Old And New Strategies Needed To Manage Water In New Orleans
When it comes annual rainfall, New Orleans is the third wettest city in the country, next to Pensacola, Florida, and Mobile, Alabama. Historically, this city below sea level has dealt with large amounts of rain by trying to keep as much water out as possible. Now, urban planners, land conservationists and city officials are trying out new strategies to manage water. Keeping more water in, rather than trying to pump it out, may be better for the city than we thought.
ReniaEhrenfeucht stands on her front stoop looking out onto Laharpe Street in the 7th Ward, with typical summer rain. “The water’s high, and half a block up the street there’s definitely water collecting underneath a truck,” says Ehrenfeucht. “But by New Orleans standards things aren’t bad!”
Ehrenfeucht is an associate professor of planning and urban studies at the University of New Orleans. She focuses on how cities deal with population loss, vacant land, changing neighborhoods, and how the government adapts.
“As people lived in cities, they became more dense and the conditions became really bad. And that’s why people responded with street paving and draining systems. All of these came about because people were living in conditions that they said were unlivable to live in and that’s what we’re saying now.”
We have managed water here in New Orleans, says Ehrenfeucht. We receive an average of 64 inches of rainfall each year.

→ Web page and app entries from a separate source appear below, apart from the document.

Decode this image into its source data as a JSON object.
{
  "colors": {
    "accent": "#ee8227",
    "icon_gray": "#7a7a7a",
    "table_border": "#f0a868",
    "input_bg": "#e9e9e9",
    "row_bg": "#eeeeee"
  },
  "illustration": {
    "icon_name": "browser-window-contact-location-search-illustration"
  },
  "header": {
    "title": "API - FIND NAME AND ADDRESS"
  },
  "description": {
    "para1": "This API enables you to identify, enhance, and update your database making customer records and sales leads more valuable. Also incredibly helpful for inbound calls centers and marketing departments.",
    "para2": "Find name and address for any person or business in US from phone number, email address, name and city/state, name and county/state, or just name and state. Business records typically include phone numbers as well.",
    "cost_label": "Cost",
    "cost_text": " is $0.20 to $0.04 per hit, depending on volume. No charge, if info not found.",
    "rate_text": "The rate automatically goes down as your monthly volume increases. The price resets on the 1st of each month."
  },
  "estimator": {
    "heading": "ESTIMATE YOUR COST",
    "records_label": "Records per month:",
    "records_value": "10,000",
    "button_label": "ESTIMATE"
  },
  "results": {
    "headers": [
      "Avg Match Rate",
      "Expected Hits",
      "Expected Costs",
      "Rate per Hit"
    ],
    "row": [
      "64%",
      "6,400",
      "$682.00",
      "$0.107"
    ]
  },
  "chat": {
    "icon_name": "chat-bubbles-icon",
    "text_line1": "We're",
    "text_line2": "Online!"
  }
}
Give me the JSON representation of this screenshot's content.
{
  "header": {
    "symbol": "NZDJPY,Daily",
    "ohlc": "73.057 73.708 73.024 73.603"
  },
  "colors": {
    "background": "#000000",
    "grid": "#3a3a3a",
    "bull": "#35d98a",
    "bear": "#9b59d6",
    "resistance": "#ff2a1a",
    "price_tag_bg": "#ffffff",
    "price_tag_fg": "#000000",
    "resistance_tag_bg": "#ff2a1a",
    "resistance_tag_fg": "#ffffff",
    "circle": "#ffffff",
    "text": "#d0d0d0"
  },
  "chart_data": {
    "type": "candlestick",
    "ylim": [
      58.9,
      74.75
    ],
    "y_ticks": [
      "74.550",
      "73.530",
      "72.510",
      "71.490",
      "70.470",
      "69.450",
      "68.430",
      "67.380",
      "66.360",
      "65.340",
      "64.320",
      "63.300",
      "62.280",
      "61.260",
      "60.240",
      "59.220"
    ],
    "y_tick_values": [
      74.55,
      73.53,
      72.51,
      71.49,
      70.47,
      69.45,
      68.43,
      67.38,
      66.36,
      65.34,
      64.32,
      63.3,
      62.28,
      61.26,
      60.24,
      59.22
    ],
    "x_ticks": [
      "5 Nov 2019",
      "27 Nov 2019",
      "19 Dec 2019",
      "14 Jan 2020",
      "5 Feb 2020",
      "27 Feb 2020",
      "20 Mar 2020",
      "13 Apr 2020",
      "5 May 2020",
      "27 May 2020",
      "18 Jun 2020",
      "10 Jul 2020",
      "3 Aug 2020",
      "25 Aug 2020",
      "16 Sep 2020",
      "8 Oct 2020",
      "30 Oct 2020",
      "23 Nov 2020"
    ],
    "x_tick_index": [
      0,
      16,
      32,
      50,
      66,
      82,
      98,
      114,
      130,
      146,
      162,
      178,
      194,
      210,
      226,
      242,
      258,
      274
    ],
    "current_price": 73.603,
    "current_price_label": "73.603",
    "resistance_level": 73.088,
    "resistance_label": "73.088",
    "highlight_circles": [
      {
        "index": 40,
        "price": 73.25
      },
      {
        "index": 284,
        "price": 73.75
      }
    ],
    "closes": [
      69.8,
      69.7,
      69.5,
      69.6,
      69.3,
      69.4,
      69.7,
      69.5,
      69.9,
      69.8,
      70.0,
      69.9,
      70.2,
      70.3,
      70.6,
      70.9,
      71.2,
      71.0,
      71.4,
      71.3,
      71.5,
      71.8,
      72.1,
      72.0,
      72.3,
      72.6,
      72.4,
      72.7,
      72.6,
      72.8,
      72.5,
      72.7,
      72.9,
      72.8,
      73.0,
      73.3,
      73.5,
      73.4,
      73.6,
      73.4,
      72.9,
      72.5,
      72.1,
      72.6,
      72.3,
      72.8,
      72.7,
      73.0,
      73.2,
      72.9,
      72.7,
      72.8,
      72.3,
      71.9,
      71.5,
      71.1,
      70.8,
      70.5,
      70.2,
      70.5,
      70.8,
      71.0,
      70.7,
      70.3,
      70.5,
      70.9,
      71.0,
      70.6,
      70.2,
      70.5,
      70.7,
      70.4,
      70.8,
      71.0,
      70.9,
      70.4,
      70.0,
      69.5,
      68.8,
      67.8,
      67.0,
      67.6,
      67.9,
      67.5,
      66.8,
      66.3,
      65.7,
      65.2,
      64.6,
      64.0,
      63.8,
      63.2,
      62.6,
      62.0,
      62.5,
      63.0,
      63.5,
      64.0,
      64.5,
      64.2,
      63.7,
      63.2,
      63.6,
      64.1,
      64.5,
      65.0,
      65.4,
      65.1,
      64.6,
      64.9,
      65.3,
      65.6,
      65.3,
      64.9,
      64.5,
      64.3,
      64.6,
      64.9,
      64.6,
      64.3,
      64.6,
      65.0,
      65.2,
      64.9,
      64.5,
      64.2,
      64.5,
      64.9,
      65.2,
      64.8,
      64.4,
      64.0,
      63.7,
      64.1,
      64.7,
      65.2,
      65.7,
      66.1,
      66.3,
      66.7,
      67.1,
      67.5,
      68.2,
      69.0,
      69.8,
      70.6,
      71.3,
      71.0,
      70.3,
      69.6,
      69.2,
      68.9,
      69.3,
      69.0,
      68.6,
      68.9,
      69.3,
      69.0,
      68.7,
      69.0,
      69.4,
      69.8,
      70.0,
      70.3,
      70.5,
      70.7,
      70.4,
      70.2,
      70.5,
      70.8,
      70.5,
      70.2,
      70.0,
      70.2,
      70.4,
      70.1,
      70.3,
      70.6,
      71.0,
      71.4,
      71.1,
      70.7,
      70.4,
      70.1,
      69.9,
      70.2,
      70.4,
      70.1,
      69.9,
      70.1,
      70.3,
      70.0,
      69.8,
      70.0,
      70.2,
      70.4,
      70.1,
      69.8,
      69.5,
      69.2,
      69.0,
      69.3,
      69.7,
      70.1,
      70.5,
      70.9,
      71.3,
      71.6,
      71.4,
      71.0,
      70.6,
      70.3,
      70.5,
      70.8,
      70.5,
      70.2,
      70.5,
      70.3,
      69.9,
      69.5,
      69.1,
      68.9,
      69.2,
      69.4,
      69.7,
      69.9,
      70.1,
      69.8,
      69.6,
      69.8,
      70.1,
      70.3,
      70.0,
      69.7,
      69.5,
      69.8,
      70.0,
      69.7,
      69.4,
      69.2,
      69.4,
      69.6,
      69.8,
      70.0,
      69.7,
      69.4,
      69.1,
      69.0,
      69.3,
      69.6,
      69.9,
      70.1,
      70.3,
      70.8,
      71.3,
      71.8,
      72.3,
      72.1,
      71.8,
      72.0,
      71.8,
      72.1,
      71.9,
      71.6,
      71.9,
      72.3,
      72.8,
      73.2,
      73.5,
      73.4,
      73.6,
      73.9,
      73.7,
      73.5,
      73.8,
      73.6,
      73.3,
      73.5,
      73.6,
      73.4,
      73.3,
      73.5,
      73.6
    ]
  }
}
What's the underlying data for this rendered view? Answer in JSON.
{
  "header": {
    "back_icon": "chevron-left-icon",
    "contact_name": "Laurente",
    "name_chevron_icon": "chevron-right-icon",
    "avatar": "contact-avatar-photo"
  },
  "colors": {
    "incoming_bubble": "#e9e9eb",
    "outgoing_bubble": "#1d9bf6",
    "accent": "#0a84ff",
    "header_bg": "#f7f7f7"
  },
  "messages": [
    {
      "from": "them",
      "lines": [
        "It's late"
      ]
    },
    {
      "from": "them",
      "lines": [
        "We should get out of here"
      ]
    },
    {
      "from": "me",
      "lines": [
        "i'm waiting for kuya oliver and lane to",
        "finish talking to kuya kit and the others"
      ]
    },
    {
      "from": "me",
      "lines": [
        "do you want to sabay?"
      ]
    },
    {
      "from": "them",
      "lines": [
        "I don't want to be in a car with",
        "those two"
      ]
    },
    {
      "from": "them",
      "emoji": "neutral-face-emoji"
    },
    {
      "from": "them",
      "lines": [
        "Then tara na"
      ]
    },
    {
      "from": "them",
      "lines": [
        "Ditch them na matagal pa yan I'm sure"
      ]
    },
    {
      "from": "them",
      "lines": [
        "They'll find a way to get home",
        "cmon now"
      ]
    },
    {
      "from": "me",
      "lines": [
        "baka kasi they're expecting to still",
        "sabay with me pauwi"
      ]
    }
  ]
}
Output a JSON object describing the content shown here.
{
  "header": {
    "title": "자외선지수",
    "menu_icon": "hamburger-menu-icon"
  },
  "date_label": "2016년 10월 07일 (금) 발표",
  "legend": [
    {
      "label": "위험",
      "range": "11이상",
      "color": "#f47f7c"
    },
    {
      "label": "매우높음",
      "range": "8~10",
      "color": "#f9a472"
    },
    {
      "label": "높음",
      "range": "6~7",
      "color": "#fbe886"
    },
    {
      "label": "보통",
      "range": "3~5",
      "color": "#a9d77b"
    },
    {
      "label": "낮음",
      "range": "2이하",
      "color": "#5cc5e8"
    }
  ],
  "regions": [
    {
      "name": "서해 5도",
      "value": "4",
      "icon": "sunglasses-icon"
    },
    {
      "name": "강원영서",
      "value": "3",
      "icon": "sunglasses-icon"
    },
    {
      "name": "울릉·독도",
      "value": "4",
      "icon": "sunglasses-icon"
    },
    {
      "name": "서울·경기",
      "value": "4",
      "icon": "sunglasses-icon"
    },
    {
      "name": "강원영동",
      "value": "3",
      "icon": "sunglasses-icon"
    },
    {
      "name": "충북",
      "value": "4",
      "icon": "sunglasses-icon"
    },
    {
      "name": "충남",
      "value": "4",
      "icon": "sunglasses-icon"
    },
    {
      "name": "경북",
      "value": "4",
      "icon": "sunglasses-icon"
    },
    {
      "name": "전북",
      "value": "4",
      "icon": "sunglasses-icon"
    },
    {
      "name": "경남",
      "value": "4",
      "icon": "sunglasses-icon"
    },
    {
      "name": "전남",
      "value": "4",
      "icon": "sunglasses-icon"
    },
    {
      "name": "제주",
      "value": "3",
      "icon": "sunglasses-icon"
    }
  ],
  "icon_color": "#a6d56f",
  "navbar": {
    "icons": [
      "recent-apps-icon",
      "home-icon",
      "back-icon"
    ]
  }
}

Bridget Kelly has these calculations on her mind. She’s a board member for The Land Trust of Louisiana, which serves to preserve and protect natural areas and open green space. Kelly’s focus right now is an open lot on the corner of Mazant and Royal streets in the Bywater, across the street from The Joint BBQ.
A few different developers are looking to build housing units on the Bywater Square, but Kelly is determined to keep it green space.
“Well we initially had the idea of having a park or a square, and what we realized was that at this point and time the focus of conversations around land are enmeshed with the concept of water management," she says. "And you really can’t talk about land if you’re not talking about water.”
Kelly dreamed of a park, but she had to embrace water management to get there. If she talked about a nice place for kids to play, she got lukewarm responses. But if she talked about the land as a tool, ears went up.
“It became clear that when we talked with this project with people throughout the city, they brought up issues related to green infrastructure, stormwater management, flooding in the city, and what the opportunity for this parcel would be.”
That means investing in things like special swings that help channel water somewhere useful.
“When it’s raining and children are not out swinging on the swing-set they are actually serving as a funnel to direct the water straight underground. So these funnels up at the top — water comes down the pole, goes straight underground, and are used to capture even more water. So that’s a vision of what can be done in the playground area.”
Cedric Grant is the executive director of the New Orleans Sewerage and Water Board. He says the way we manage water does need to change.
“Historically they dealt with managing water by keeping it out, or pumping it out if it gets in, because we’re below sea level," Grant says. "The new philosophy is that there’s no way we can build a robust enough system to be effective in keeping the water out, so we need to ‘live with water.'”
Instead of spending money to keep water out, the Sewerage and Water Board is looking at how to retain and hold water. That way rain won't all rush to the drainage system and overload it. In New Orleans East, for instance, some new roads have been laid down using a special permeable pavement, allowing the water to seep into the ground instead of flowing straight to the pipes. But Cedric Grant isn’t turning his back on what the city already knows how to do.
“We’re spending $800 million to upgrade drainage," he says. "We’re building drainage canals that are big enough to drive a bus through, but at the same time we need to also have the strategy to retain water at the subsurface. We’ll be much more resilient than we’ve been in the past. So it’s a marrying of both strategies: we can’t forget what we have as we begin to build and replace.”
Back in the Bywater, Bridget Kelly and the Land Trust of Louisiana have a one year lease on Bywater Square, but the term ends in October. She’s hoping the lease will be renewed, and wants the city’s support.
“If we don’t act — if our leadership doesn’t act — then this is an endangered space and this will be gone. And others like it will be bought up and developed, and we’re kicking this can down the road. And we’re gonna be in a situation where we don’t have the land that we need to capture the water that we need in order to survive. The leadership needs to show up now to stake the claim for what we need to do.”
The City Council is currently reviewing a new stormwater management section of the comprehensive zoning ordinance. If passed, any property owner who wants to redevelop a site more than 5 acres in size would need to have a water management plan.
Support for WWNO's Coastal Desk comes from the Walton Family Foundation, the Greater New Orleans Foundation, and the Kabacoff Family Foundation.